See also


  1. ^ The term apicolabial is older, but Ladefoged and Maddieson point out that often these sounds are not apical.
  2. ^ Pullum & Ladusaw, Phonetic symbol guide, 1996:256. They note that the apical diacritic was added to the IPA after the linguolabial diacritic, and would have made the latter unnecessary.
  3. ^ See p.270 of François, Alexandre (2002). Araki: A disappearing language of Vanuatu. Pacific Linguistics, 522. Canberra: Australian National University. ISBN 0-85883-493-6. . See also entry m̈ana in Araki-English online dictionary.
  4. ^ a b c Ladefoged and Maddieson 1996, p. 19.

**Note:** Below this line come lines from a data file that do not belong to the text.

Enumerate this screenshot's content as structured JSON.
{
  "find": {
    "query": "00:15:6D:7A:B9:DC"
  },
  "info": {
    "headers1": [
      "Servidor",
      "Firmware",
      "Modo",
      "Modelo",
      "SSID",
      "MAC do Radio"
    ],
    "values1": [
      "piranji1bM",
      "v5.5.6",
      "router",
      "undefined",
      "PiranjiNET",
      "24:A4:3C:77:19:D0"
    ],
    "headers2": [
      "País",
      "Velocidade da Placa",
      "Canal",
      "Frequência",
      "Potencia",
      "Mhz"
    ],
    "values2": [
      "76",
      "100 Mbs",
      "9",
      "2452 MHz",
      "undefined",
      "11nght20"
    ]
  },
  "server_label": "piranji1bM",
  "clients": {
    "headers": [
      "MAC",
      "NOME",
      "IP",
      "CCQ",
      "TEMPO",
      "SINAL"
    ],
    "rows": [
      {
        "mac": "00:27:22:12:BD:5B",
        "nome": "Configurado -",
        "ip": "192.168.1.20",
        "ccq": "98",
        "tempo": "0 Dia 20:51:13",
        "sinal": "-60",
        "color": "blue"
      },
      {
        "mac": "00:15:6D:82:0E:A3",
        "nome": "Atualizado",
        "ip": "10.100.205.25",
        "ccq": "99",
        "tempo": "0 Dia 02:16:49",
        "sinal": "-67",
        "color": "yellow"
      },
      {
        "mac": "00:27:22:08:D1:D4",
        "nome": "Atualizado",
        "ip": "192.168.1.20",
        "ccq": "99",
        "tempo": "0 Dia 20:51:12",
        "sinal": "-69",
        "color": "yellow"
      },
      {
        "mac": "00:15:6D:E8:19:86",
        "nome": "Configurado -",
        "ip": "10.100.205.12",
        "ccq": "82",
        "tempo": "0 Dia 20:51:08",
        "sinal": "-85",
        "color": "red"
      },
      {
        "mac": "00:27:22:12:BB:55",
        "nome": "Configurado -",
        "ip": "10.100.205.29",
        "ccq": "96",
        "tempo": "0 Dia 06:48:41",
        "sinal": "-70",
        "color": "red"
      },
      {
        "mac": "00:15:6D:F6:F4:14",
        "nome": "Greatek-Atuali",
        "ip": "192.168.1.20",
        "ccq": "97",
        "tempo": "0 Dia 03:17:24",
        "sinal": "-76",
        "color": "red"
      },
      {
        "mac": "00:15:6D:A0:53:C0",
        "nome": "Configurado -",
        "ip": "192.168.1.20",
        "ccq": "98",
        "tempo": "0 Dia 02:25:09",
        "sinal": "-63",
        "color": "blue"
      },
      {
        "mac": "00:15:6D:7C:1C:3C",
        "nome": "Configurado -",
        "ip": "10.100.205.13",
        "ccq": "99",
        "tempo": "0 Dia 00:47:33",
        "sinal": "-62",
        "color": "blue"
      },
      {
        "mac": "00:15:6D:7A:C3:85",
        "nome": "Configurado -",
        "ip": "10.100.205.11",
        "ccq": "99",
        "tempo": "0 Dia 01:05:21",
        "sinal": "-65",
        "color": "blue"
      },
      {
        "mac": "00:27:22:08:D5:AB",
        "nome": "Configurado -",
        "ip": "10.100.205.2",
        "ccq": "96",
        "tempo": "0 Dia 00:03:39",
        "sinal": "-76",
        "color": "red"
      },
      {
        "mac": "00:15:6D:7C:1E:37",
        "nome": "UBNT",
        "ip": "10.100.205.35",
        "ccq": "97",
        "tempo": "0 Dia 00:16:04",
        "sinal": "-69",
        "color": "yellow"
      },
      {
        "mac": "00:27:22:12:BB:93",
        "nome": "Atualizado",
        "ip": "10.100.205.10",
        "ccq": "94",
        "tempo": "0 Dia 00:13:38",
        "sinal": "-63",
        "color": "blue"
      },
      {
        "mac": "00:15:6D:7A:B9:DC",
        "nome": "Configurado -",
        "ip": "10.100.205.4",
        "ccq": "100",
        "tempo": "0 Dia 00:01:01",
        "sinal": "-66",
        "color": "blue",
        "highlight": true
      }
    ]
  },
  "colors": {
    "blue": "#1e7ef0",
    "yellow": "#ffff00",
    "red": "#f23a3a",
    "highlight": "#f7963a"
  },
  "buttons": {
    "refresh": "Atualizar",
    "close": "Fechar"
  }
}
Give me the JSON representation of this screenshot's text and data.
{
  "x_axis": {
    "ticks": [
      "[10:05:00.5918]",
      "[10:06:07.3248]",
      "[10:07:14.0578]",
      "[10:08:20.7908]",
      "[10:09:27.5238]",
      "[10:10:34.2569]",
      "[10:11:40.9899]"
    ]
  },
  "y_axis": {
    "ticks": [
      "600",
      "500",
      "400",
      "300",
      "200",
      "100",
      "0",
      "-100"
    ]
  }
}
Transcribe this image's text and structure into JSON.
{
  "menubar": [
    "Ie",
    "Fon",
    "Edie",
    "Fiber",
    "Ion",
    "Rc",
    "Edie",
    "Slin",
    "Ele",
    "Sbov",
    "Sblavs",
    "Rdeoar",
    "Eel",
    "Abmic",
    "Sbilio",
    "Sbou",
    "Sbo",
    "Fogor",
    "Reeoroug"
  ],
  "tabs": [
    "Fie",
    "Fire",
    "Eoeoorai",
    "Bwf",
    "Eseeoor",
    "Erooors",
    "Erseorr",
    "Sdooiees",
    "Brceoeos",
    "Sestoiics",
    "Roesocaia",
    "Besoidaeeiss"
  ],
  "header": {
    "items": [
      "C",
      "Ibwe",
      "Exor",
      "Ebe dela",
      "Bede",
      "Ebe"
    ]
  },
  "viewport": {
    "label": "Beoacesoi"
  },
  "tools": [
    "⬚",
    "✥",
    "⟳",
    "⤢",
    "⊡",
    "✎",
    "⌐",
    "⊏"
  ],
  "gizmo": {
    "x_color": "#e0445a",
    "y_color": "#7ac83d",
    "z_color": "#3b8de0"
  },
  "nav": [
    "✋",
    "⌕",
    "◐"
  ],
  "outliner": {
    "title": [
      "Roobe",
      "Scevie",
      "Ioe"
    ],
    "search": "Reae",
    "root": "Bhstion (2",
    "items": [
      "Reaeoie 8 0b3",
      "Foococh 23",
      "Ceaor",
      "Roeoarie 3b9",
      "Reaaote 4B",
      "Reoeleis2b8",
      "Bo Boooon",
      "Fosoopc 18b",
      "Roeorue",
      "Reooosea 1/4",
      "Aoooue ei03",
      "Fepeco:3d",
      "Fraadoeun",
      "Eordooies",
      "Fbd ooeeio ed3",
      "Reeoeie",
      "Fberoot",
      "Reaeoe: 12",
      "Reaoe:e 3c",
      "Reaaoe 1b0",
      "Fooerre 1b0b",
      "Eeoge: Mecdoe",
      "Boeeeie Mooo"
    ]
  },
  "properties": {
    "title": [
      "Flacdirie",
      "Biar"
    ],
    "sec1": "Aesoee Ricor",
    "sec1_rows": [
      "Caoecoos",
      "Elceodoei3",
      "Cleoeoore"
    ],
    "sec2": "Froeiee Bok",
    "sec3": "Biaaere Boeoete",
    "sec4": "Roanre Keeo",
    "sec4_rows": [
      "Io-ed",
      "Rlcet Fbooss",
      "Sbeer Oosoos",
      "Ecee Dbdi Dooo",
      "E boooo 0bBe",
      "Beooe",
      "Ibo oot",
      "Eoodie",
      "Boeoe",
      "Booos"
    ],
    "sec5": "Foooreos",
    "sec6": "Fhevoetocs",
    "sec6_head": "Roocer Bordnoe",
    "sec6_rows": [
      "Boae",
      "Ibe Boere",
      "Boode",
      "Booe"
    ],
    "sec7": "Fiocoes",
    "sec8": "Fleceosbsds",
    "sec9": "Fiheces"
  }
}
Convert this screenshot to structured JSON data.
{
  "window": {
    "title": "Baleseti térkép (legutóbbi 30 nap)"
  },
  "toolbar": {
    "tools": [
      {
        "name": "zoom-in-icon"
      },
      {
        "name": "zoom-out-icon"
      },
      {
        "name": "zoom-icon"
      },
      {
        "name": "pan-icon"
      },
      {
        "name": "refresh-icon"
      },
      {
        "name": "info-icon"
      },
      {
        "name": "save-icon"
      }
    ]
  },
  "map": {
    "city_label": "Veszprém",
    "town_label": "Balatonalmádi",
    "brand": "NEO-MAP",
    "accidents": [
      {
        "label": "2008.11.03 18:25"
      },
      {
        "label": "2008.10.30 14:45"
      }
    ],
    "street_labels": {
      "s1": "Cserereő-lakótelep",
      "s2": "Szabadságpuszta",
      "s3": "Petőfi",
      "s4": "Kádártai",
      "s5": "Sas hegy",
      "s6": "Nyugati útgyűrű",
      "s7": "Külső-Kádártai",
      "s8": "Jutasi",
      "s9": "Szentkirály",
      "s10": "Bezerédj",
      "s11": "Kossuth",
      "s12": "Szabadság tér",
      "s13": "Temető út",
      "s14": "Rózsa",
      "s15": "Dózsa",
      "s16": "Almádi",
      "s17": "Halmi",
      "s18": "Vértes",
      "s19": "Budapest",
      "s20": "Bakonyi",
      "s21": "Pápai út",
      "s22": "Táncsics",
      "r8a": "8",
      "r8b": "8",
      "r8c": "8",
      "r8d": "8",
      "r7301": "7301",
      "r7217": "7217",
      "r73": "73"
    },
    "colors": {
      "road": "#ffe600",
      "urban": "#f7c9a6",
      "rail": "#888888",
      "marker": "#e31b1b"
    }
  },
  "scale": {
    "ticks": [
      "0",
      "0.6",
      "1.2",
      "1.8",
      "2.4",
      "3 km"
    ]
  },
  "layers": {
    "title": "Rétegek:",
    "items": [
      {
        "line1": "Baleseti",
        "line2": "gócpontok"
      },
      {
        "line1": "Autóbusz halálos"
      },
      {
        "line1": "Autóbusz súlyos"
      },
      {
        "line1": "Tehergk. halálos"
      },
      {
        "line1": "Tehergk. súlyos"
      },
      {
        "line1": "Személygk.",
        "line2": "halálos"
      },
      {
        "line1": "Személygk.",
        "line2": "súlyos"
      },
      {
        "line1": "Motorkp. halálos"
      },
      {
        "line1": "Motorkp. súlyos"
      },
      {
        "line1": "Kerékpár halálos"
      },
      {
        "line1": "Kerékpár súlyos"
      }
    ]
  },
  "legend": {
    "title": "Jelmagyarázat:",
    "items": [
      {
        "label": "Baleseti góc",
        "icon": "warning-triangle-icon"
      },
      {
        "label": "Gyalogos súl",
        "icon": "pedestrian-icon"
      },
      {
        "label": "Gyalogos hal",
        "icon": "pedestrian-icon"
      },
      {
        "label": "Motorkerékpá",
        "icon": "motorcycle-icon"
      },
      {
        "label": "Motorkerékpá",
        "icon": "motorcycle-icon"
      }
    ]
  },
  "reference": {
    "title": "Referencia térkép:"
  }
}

  5. ^ Olson et al. 2009, p. 523.
  6. ^ a b Rosemary Beam de Azcona, Sound Symbolism. Available at


  • Ladefoged, Peter; Maddieson, Ian (1996). The Sounds of the World's Languages. Oxford: Blackwell. ISBN 0-631-19814-8. 
  • Maddieson, Ian. 1989. Linguo-labials. In VICAL 1: Oceanic Languages, Part II: Papers from the Fifth International Conference on Austronesian Linguistics, Auckland, New Zealand, January 1988, ed. by R. Harlow & R. Hooper, 349–375. Auckland: Linguistic Society of New Zealand.
  • Olson, Kenneth S., D. William Reiman, Fernando Sabio & Filipe Alberto da Silva. 2009. The voiced linguolabial plosive in Kajoko. Chicago Linguistic Society (CLS) 45(1), 519-530.